  3. 3.0 3.1 "Sebelipase alfa (Kanuma) Use During Pregnancy". Drugs.com. 14 June 2019. Retrieved 4 May 2020.
  4. 4.0 4.1 "Kanuma- sebelipase alfa injection, solution, concentrate". DailyMed. 18 December 2018. Retrieved 4 May 2020.
  5. "Pharmacoeconomic Review Report: Sebelipase Alfa (Kanuma): (Alexion Pharmaceuticals, Inc.): Indication: Indicated for the treatment of infants, children, and adults diagnosed with lysosomal acid lipase (LAL) deficiency". Canadian Agency for Drugs and Technologies in Health. 2018. PMID 30920785. Cite journal requires |journal= (help)
  6. "Kanuma Prices, Coupons & Patient Assistance Programs". Drugs.com. Retrieved 11 October 2021.
  7. "Sebelipase alfa for treating lysosomal acid lipase deficiency". NICE. Retrieved 11 October 2021.
  8. 8.0 8.1 Sheridan C (February 2016). "FDA approves 'farmaceutical' drug from transgenic chickens". Nature Biotechnology. 34 (2): 117–9. doi:10.1038/nbt0216-117. PMID 26849497. S2CID 7593902.
  9. "FDA approves first drug to treat a rare enzyme disorder in pediatric and adult patients". FDA. 8 December 2015. Retrieved 10 December 2015.
  10. Burton BK, Balwani M, Feillet F, Barić I, Burrow TA, Camarena Grande C, et al. (September 2015). "A Phase 3 Trial of Sebelipase Alfa in Lysosomal Acid Lipase Deficiency". The New England Journal of Medicine. 373 (11): 1010–20. doi:10.1056/NEJMoa1501365. PMID 26352813.
  11. 11.0 11.1 "New Drugs Online Report for sebelipase alfa". UK Medicines Information.
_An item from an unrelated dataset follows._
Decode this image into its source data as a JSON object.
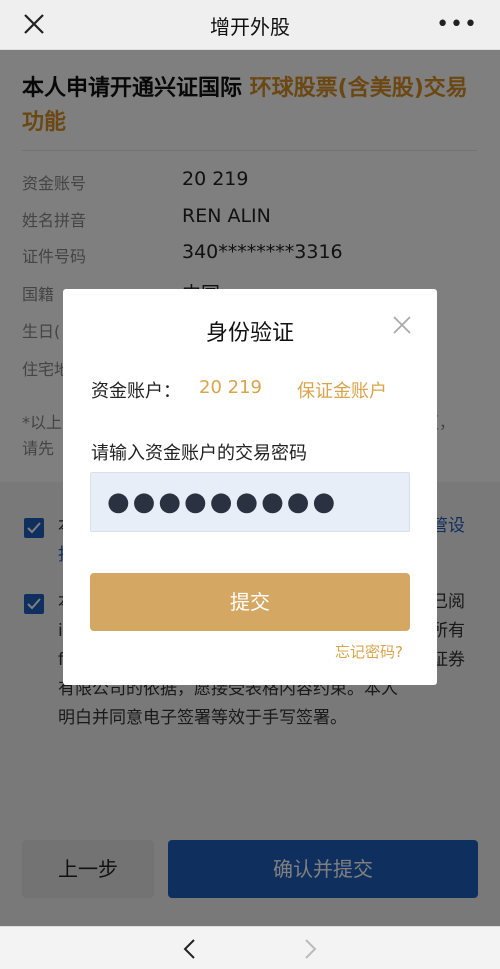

Retrieved 10 December 2015.

External links

Identifiers: